You no longer have to visit the British Museum in London to see the Rosetta Stone in detail. Last week, the museum published the first 3D scan of the famous slab of hieroglyphics online at Sketchfab, where it’s accompanied by the website’s new sound support feature.
The Rosetta Stone is one the most important artifacts from ancient civilization but it wasn’t very important when it was first inscribed in 196 BC — one of many copies of a decree stating that a priest of a given temple supported King Ptolemy V for the sake of tax exemption. When these pagan temples were closed in the fifth century, knowledge of Egyptian hieroglyphics was lost, until the stone was discovered in 1799 and the scripts were deciphered two decades later.
Though discovered by Napoleon’s army, the Rosetta Stone eventually became property of the British after British troops defeated the French in Egypt in 1801. Still it was French scholar Jean-François Champollion who figured out that hieroglyphs recorded the sounds of the Egyptian language and thus opened the door for studying the language and culture more thoroughly. On September 27, 1822, over 20 years after the initial discovery of the Rosetta Stone, Champollion announced his discovery in a paper in Paris.
The Rosetta Stone arrived in England in February 1802 and was offered to the British Museum in July. At the time, the floors in the museum weren’t strong enough to support the weight of the slab, until additional funds helped build a new gallery strictly for artifacts acquired from the campaign.
“This scan was part of our larger attempt to capture as many of our iconic pieces from the collection — and indeed the unseen in store objects — and make them available for people to view in 3D or in more tactile forms,” Daniel Pett, a British Museum adviser who helped make the scan, told Digital Trends.

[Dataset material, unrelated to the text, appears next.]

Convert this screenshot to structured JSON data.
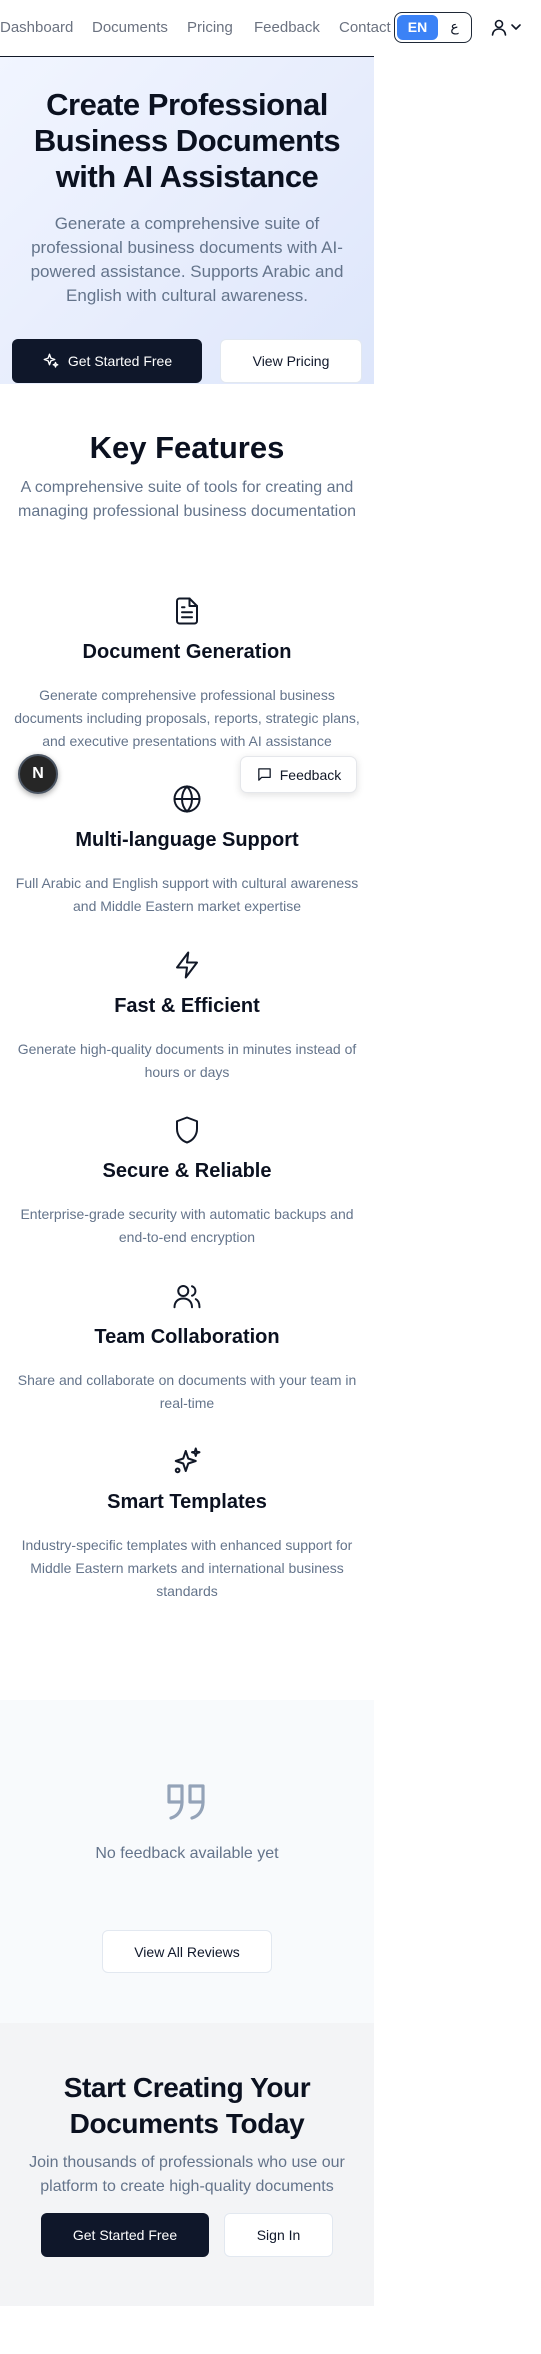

The stone isn’t the only object that the British Museum has scanned for the public. The Jericho skull (a plastered human skull that dates to between 7,000 and 6,000 BC), the Jennings Dog (a large Roman sculpture), and a series of Japanese netsuke figurines have also been scanned and uploaded online.
“We have around eight million objects, not all will be suitable for 3D scanning, but we have managed to capture over 200 so far,” Pett added. To view all of the British Museum’s scan, head over to their Sketchfab page and have a look around.